(Records contained in a dataset)
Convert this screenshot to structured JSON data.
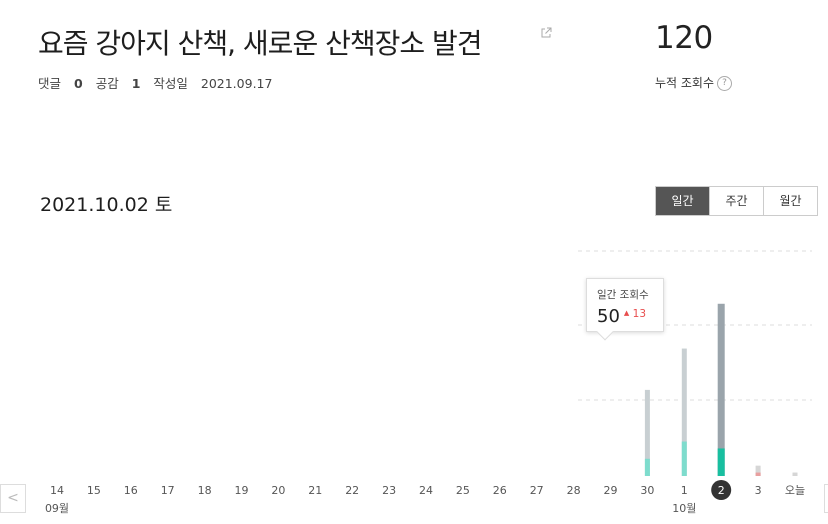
{
  "post": {
    "title": "요즘 강아지 산책, 새로운 산책장소 발견",
    "comments_label": "댓글",
    "comments_count": "0",
    "likes_label": "공감",
    "likes_count": "1",
    "written_label": "작성일",
    "written_date": "2021.09.17"
  },
  "stats": {
    "total_views": "120",
    "total_label": "누적 조회수",
    "help_symbol": "?"
  },
  "selected_date": "2021.10.02 토",
  "tabs": [
    {
      "label": "일간",
      "active": true
    },
    {
      "label": "주간",
      "active": false
    },
    {
      "label": "월간",
      "active": false
    }
  ],
  "tooltip": {
    "label": "일간 조회수",
    "value": "50",
    "change": "13",
    "change_symbol": "▲"
  },
  "nav": {
    "prev_symbol": "<",
    "next_symbol": ">"
  },
  "colors": {
    "accent": "#18bfa0",
    "bar_total_today": "#9aa4ab",
    "bar_total_other": "#c8cfd2",
    "bar_new_other": "#7edccd",
    "bar_tiny": "#e8a0a0",
    "selected_circle": "#333333",
    "tooltip_change": "#e84d4d"
  },
  "chart_data": {
    "type": "bar",
    "categories": [
      "14",
      "15",
      "16",
      "17",
      "18",
      "19",
      "20",
      "21",
      "22",
      "23",
      "24",
      "25",
      "26",
      "27",
      "28",
      "29",
      "30",
      "1",
      "2",
      "3",
      "오늘"
    ],
    "month_labels": [
      {
        "at": "14",
        "label": "09월"
      },
      {
        "at": "1",
        "label": "10월"
      }
    ],
    "selected": "2",
    "series": [
      {
        "values": [
          0,
          0,
          0,
          0,
          0,
          0,
          0,
          0,
          0,
          0,
          0,
          0,
          0,
          0,
          0,
          0,
          25,
          37,
          50,
          3,
          1
        ]
      },
      {
        "values": [
          0,
          0,
          0,
          0,
          0,
          0,
          0,
          0,
          0,
          0,
          0,
          0,
          0,
          0,
          0,
          0,
          5,
          10,
          8,
          1,
          0
        ]
      }
    ],
    "ylim": [
      0,
      54
    ],
    "grid": true
  }
}
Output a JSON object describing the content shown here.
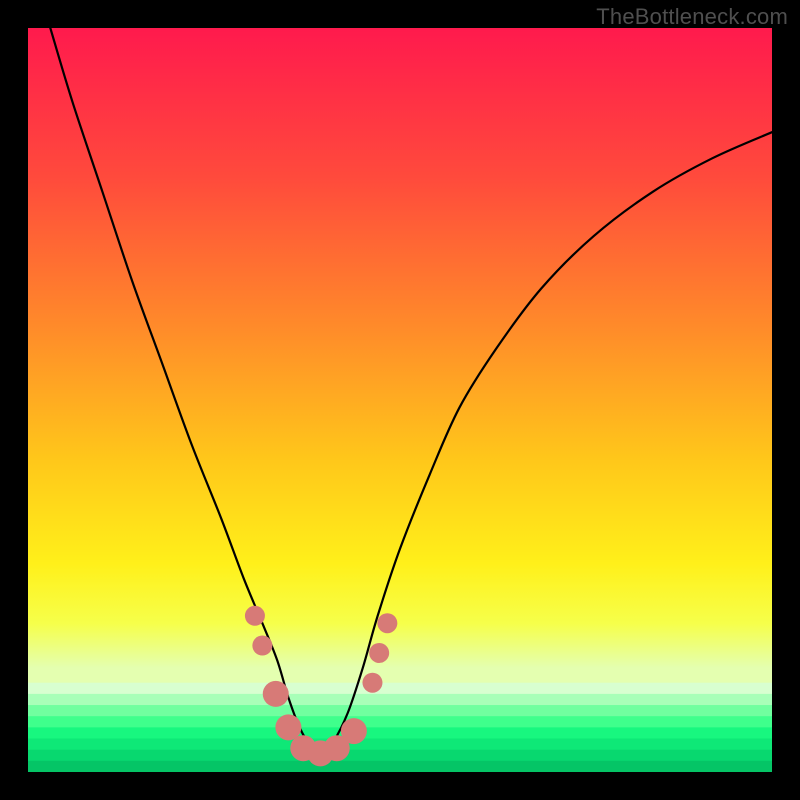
{
  "watermark": "TheBottleneck.com",
  "chart_data": {
    "type": "line",
    "title": "",
    "xlabel": "",
    "ylabel": "",
    "xlim": [
      0,
      100
    ],
    "ylim": [
      0,
      100
    ],
    "background_gradient": {
      "upper_stops": [
        {
          "offset": 0.0,
          "color": "#ff1a4d"
        },
        {
          "offset": 0.2,
          "color": "#ff4a3c"
        },
        {
          "offset": 0.4,
          "color": "#ff8a2a"
        },
        {
          "offset": 0.58,
          "color": "#ffc71a"
        },
        {
          "offset": 0.72,
          "color": "#fff01a"
        },
        {
          "offset": 0.8,
          "color": "#f6ff4a"
        },
        {
          "offset": 0.86,
          "color": "#e4ffb0"
        }
      ],
      "lower_band": {
        "start_y": 88,
        "colors_top_to_bottom": [
          "#d8ffd0",
          "#a8ffb8",
          "#70ff9f",
          "#3fff8c",
          "#18f77f",
          "#0ee877",
          "#08d86f",
          "#05c566"
        ]
      }
    },
    "series": [
      {
        "name": "main-curve",
        "color": "#000000",
        "stroke_width": 2.2,
        "x": [
          3,
          6,
          10,
          14,
          18,
          22,
          26,
          29,
          31.5,
          33.5,
          35,
          36.5,
          38,
          39.5,
          41,
          43,
          45,
          47,
          50,
          54,
          58,
          63,
          69,
          76,
          84,
          92,
          100
        ],
        "y": [
          100,
          90,
          78,
          66,
          55,
          44,
          34,
          26,
          20,
          15,
          10,
          6,
          3.5,
          2.5,
          4,
          8,
          14,
          21,
          30,
          40,
          49,
          57,
          65,
          72,
          78,
          82.5,
          86
        ]
      }
    ],
    "markers": {
      "name": "bottom-markers",
      "color": "#d77a77",
      "radius_small": 10,
      "radius_large": 13,
      "points": [
        {
          "x": 30.5,
          "y": 21,
          "r": 10
        },
        {
          "x": 31.5,
          "y": 17,
          "r": 10
        },
        {
          "x": 33.3,
          "y": 10.5,
          "r": 13
        },
        {
          "x": 35.0,
          "y": 6.0,
          "r": 13
        },
        {
          "x": 37.0,
          "y": 3.2,
          "r": 13
        },
        {
          "x": 39.3,
          "y": 2.5,
          "r": 13
        },
        {
          "x": 41.5,
          "y": 3.2,
          "r": 13
        },
        {
          "x": 43.8,
          "y": 5.5,
          "r": 13
        },
        {
          "x": 46.3,
          "y": 12.0,
          "r": 10
        },
        {
          "x": 47.2,
          "y": 16.0,
          "r": 10
        },
        {
          "x": 48.3,
          "y": 20.0,
          "r": 10
        }
      ]
    }
  }
}
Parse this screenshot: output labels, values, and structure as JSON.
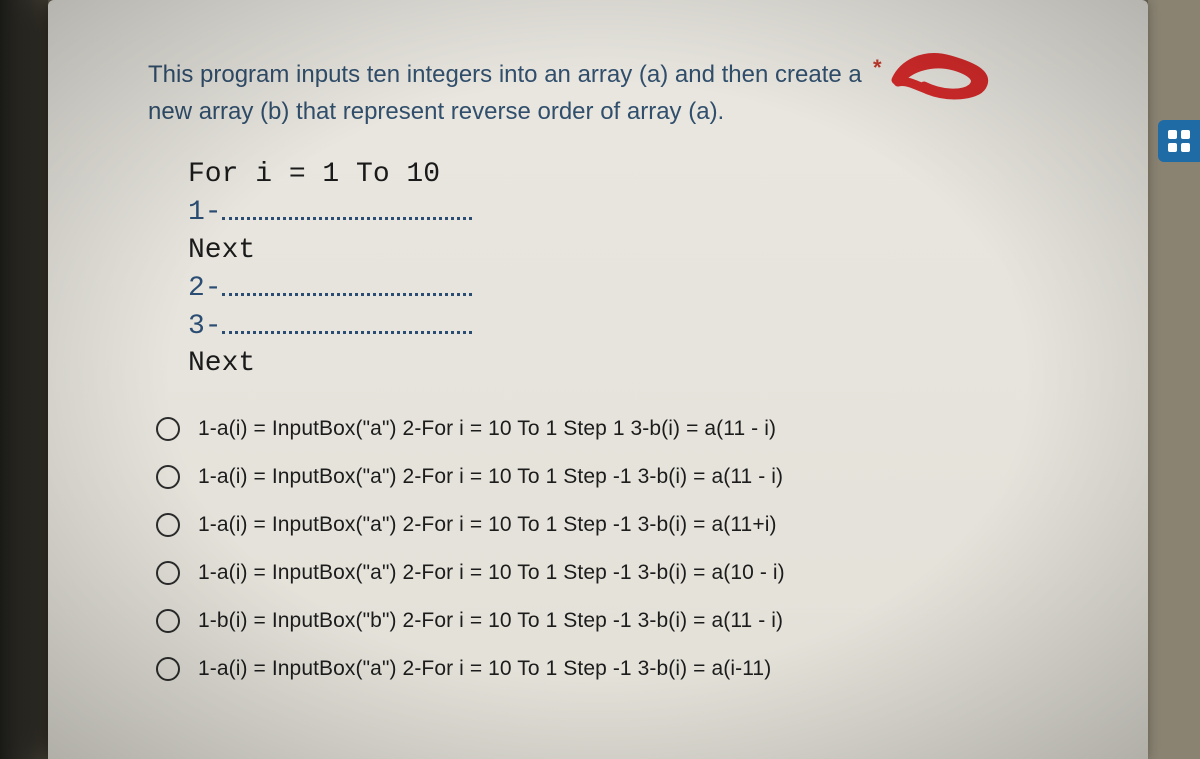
{
  "question": {
    "text": "This program inputs ten integers into an array (a) and then create a new array (b) that represent reverse order of array (a).",
    "required_marker": "*"
  },
  "code": {
    "line1": "For i = 1 To 10",
    "blank1_prefix": "1-",
    "line2": "Next",
    "blank2_prefix": "2-",
    "blank3_prefix": "3-",
    "line3": "Next"
  },
  "options": [
    {
      "label": "1-a(i) = InputBox(\"a\") 2-For i = 10 To 1 Step 1 3-b(i) = a(11 - i)"
    },
    {
      "label": "1-a(i) = InputBox(\"a\") 2-For i = 10 To 1 Step -1 3-b(i) = a(11 - i)"
    },
    {
      "label": "1-a(i) = InputBox(\"a\") 2-For i = 10 To 1 Step -1 3-b(i) = a(11+i)"
    },
    {
      "label": "1-a(i) = InputBox(\"a\") 2-For i = 10 To 1 Step -1 3-b(i) = a(10 - i)"
    },
    {
      "label": "1-b(i) = InputBox(\"b\") 2-For i = 10 To 1 Step -1 3-b(i) = a(11 - i)"
    },
    {
      "label": "1-a(i) = InputBox(\"a\") 2-For i = 10 To 1 Step -1 3-b(i) = a(i-11)"
    }
  ],
  "sidebar": {
    "grid_button_name": "grid-view"
  }
}
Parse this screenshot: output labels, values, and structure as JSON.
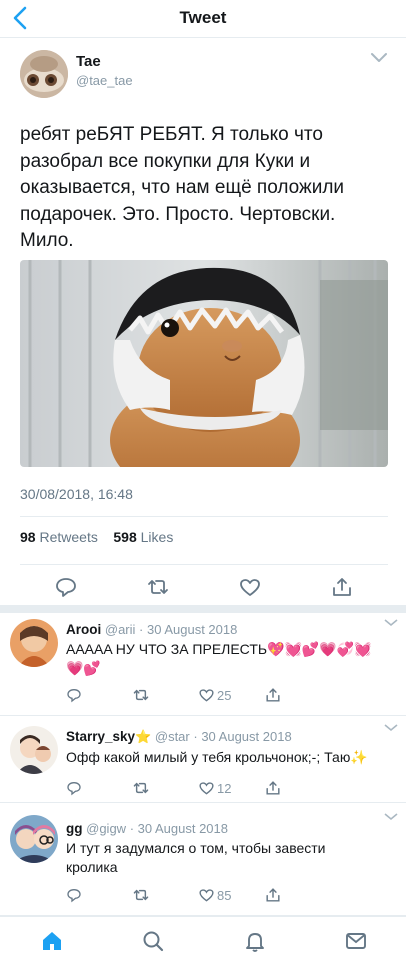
{
  "nav": {
    "title": "Tweet"
  },
  "tweet": {
    "author_name": "Tae",
    "author_handle": "@tae_tae",
    "text": "ребят реБЯТ РЕБЯТ. Я только что разобрал все покупки для Куки и оказывается, что нам ещё положили подарочек. Это. Просто. Чертовски. Мило.",
    "timestamp": "30/08/2018, 16:48",
    "retweets_count": "98",
    "retweets_label": "Retweets",
    "likes_count": "598",
    "likes_label": "Likes"
  },
  "replies": [
    {
      "name": "Arooi",
      "badge": "",
      "handle": "@arii",
      "date": "· 30 August 2018",
      "text": "АААAA НУ ЧТО ЗА ПРЕЛЕСТЬ💖💓💕💗💞💓💗💕",
      "likes": "25"
    },
    {
      "name": "Starry_sky",
      "badge": "⭐",
      "handle": "@star",
      "date": "· 30 August 2018",
      "text": "Офф какой милый у тебя крольчонок;-; Таю✨",
      "likes": "12"
    },
    {
      "name": "gg",
      "badge": "",
      "handle": "@gigw",
      "date": "· 30 August 2018",
      "text": "И тут я задумался о том, чтобы завести кролика",
      "likes": "85"
    }
  ],
  "colors": {
    "accent": "#1da1f2",
    "secondary_text": "#657786",
    "muted_icon": "#8899a6",
    "separator": "#e6ecf0"
  },
  "icons": [
    "back-chevron-icon",
    "caret-down-icon",
    "reply-icon",
    "retweet-icon",
    "like-icon",
    "share-icon",
    "home-icon",
    "search-icon",
    "notifications-icon",
    "messages-icon"
  ]
}
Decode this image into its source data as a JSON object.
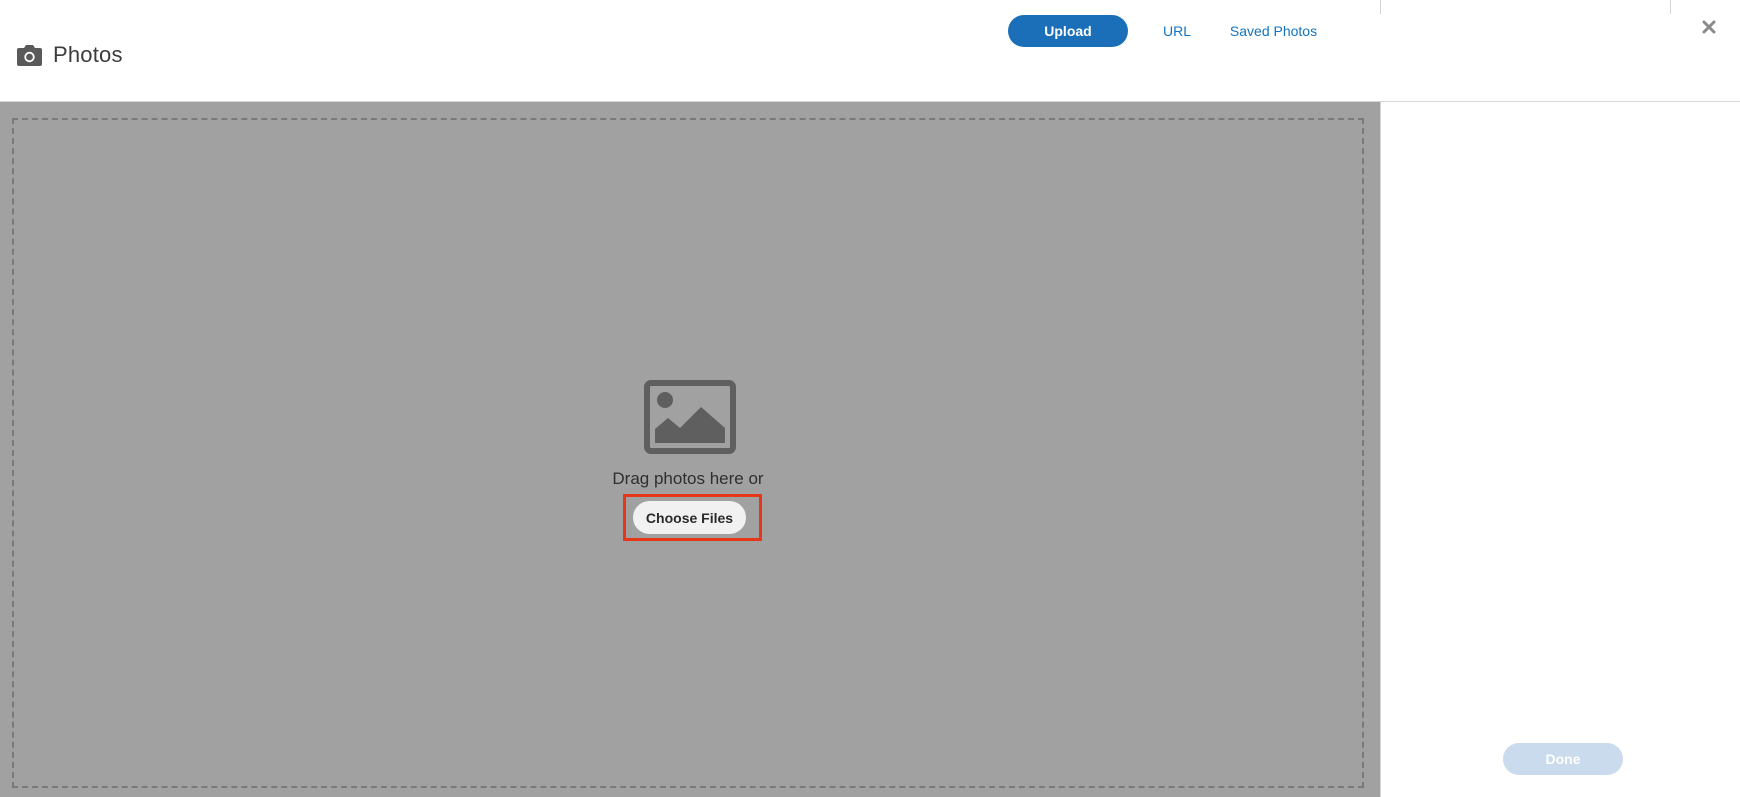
{
  "header": {
    "title": "Photos",
    "icon": "camera-icon",
    "tabs": [
      {
        "label": "Upload",
        "active": true
      },
      {
        "label": "URL",
        "active": false
      },
      {
        "label": "Saved Photos",
        "active": false
      }
    ],
    "close_icon": "close-icon"
  },
  "drop_zone": {
    "icon": "image-icon",
    "prompt": "Drag photos here or",
    "choose_label": "Choose Files"
  },
  "side_panel": {
    "done_label": "Done",
    "done_enabled": false
  },
  "colors": {
    "accent": "#1a6fb8",
    "link": "#1473c0",
    "drop_background": "#a1a1a1",
    "highlight": "#e8361a",
    "done_disabled": "#c9dbed"
  }
}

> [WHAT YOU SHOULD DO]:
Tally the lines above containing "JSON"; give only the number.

> [OUTPUT FOR THIS TASK]:
5